I have been studying music theory on and off for 2 years. I am 21 now and I have always had a love for music and was involved in school activities for music up until 6th grade. I unfortunately had to drop all music curriculums because I was an IEP student and my mother and father could not find the time to let me attend choir concert or partake in outside of school clubs and activities because they were going through a divorce. I have since lost most if not all of my basic knowledge in regards to the basics of music such as reading notes and terminology. I would really like to make music and most of the terms and definitions I know now are related to DAWs but I have no common knowledge on playing instruments or reading notes of any kind. I am not sure if I can progress at this rate at my age and not knowing who to go to. Any advice? Should I pick up an instrument first or study notes and how to read them?

  • 2
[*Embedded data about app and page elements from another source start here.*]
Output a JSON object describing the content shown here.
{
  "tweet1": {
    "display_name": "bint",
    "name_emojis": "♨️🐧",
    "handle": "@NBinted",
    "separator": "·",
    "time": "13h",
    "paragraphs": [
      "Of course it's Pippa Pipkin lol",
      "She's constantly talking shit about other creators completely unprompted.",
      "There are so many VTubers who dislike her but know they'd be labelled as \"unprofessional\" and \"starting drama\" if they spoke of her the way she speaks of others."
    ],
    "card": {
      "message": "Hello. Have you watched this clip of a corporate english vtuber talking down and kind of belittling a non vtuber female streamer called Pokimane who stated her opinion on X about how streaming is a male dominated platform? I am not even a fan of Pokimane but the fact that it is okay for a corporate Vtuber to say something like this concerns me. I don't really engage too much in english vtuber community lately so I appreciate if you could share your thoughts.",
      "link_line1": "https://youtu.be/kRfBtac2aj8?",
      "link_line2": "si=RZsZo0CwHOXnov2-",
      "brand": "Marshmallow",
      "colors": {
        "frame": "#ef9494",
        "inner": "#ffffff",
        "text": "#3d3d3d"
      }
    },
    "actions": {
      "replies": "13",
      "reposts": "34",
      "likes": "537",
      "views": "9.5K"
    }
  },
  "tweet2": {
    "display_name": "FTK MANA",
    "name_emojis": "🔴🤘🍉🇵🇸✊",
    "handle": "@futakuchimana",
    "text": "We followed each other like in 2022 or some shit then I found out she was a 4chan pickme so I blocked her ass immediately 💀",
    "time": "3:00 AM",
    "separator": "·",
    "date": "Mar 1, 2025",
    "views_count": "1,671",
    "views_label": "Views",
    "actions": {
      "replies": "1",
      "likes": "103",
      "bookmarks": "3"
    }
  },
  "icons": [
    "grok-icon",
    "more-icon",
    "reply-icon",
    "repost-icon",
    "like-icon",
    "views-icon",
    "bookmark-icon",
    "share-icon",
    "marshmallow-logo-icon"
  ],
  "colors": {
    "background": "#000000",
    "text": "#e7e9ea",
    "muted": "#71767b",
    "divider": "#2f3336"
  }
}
    Unfortunately I don't think this question is well suited to the format of this site. But picking up an instrument is never a bad idea if you want to make music.
    – Edward
    Nov 2, 2022 at 1:17
  • 1
    Also, check out these answers w.r.t your age music.stackexchange.com/questions/76066/…
    – Edward
    Nov 2, 2022 at 1:18
  • Yes, this question is opinion based. My person opinion is to start taking lessons on a musical instrument and keep studying or go back to studying music theory also. In terms of what instrument to pick, you could base it on the type of music you want to make. For example, if you want to make rock songs, then guitar, bass, or drums are good options. If you want to compose for symphony orchestra or create EDM tracks, then piano would be a good choice. Really any instrument will help you a lot with making your own music. Nov 2, 2022 at 1:29
  • Hi, thank you guys for the quick supportive feedback. Sorry if it doesn't make much sense to ask it here on this site but I appreciate the positive support and feedback regardless.
    – Rin Abbey
    Nov 2, 2022 at 1:33
  • To my experience don‘t worry about your age. If you learned to learn, e.g. by staying curious, age won‘t keep you from making quick progress. E.g. try linking your DAW experience with music theory, from memory, books you may have access to, or dedicated websites. // You could e.g. ask yourself: It looks like this in a DAW … how would it appear on sheet notes? Which key is it? Recalling X from music theory, how to apply it in your DAW? And so on. Q leads to A, perhaps via research. That‘s applied learning.
    – MS-SPO
    Nov 2, 2022 at 5:23


Browse other questions tagged or ask your own question.